The albums returns to the more thoughtful rock that would define the band with “Can’t Work Your Way to Heaven.” There is more than a little bit of the Beatle’s “Let It Be” in the verses and “Hey Jude” in the chorus.
“Once I Had a Dream” is influenced by the psychedelic folk of the late 60’s and sounds like the early Maranatha Praise album songs with tight vocal harmonies and sweet melodies on top of a more intricate musical arrangement than first expected. Bob Cull’s strings are spot on here.
The more traditional folk stylings of “Dried Up Well” bring favorable comparisons to Peter, Paul and Mary until the superior musical interlude and wonderful acoustic piano work. With that in mind it is important to point out that though some member like Oden Fong and Lewis McVay continued into the CCM era and are the most recognizable names from the band, the piano and flute work of Pedro Buford cannot be ignored. I attended countless “Saturday Night Concerts” at Calvary with Pastor Pedro leading worship before i ever realized he was the same guy who contributed to this amazing album.

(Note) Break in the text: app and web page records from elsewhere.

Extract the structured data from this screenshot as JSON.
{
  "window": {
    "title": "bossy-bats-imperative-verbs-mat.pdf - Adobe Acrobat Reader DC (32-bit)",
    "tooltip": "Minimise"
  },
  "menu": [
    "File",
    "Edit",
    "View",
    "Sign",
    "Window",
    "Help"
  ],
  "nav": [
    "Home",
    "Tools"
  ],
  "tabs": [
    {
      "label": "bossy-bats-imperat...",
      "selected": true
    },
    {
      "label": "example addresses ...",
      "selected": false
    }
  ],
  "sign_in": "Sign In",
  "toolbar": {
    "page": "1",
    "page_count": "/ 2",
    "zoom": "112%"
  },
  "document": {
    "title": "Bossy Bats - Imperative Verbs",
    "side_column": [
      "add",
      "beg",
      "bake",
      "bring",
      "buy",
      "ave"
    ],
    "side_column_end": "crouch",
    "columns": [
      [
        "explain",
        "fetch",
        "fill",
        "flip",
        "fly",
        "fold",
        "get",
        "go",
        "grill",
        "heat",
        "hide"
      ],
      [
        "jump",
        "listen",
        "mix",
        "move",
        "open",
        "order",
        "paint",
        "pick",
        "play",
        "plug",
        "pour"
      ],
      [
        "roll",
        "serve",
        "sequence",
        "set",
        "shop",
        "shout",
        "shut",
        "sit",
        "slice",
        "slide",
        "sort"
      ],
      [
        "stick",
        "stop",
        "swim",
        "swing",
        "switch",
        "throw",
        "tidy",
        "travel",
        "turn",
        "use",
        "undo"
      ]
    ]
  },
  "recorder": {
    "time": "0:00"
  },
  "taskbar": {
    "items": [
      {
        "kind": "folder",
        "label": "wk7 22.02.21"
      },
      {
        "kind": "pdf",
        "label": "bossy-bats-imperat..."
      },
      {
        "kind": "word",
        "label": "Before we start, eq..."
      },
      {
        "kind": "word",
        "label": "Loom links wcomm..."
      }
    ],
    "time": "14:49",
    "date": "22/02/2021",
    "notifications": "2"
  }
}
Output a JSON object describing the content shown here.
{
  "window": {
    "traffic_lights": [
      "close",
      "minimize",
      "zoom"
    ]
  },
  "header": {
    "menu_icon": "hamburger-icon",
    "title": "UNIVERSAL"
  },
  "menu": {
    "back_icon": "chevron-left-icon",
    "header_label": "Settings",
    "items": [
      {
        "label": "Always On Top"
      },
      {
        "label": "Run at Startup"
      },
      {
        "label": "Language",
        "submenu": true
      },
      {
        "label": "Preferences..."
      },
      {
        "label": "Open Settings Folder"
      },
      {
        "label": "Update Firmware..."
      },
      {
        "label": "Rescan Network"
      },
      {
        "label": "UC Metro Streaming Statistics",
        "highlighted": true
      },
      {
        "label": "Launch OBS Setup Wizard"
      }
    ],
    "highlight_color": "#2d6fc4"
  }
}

The classic title track follows. Not much more can be said about this great song that hasn’t been said here and elsewhere. As stated above the song was a response to the Beach Boys (from their “Holland” album). The original song of doubt is answered by McVay with a wonderful, triumphant song of faith with such a memorable message and melody. I have never made “over-spiritualized” comments in these reviews, but I firmly believe this song is truly inspired in the Biblical sense of the word. Stylistically borrowing from the eagles and the Beach Boys the song still sounds great, if not “fresh” in todays electronic-obsessed world.
The original title track, “The Lighter Side of Darkness” follows. This much more progressive rock song combines mid-70’s art rock with 60’s acid rock. I once read a review that said it was like jethro Tull meets the Doors. I liked that! Buford’s piano work steals the show here.
Another real Jesus Music classic is found here with “Sweet Jesus Morning.” The song quickly became a favorite among youth groups and helped make the band a :must see” Christian band for the time. A tough of ELP here with great and tight harmonies and a worshipful chorus. This time it is Buford’s flute work that adds the extra touch.
A jazzy “More Than Sunlight” features Daniel Gardner’s impressive trumpet work. Another borderline classic song, the song would actually find life again in Southern California as it became a regular recurrent song on a new radio station called KYMS.
The album closes with “Back Home.” The theme of the sailor lost in the dark clouds of a storm is brought full circle here as the listener discovers the road back home to God. One can here the very real possibility of Terry Taylor being influenced by this album. The heavy orchestration combined with Bealtesque art rock would find itself both on Shotgun Angel and Horrendous Disc.
This is about as perfect as a Jesus Music album ever recorded. From the artwork to the the final note one would be hard pressed to find much fault with the project. It’s lasting impression left an indelible mark on an entire generation of Christian Music fans who would most obviously rank it among the Top 5 ost important and quality albums of it’s genre. Only one other Calvary album ranks higher.
It is even all the more amazing when one considers that it is an album that almost never was!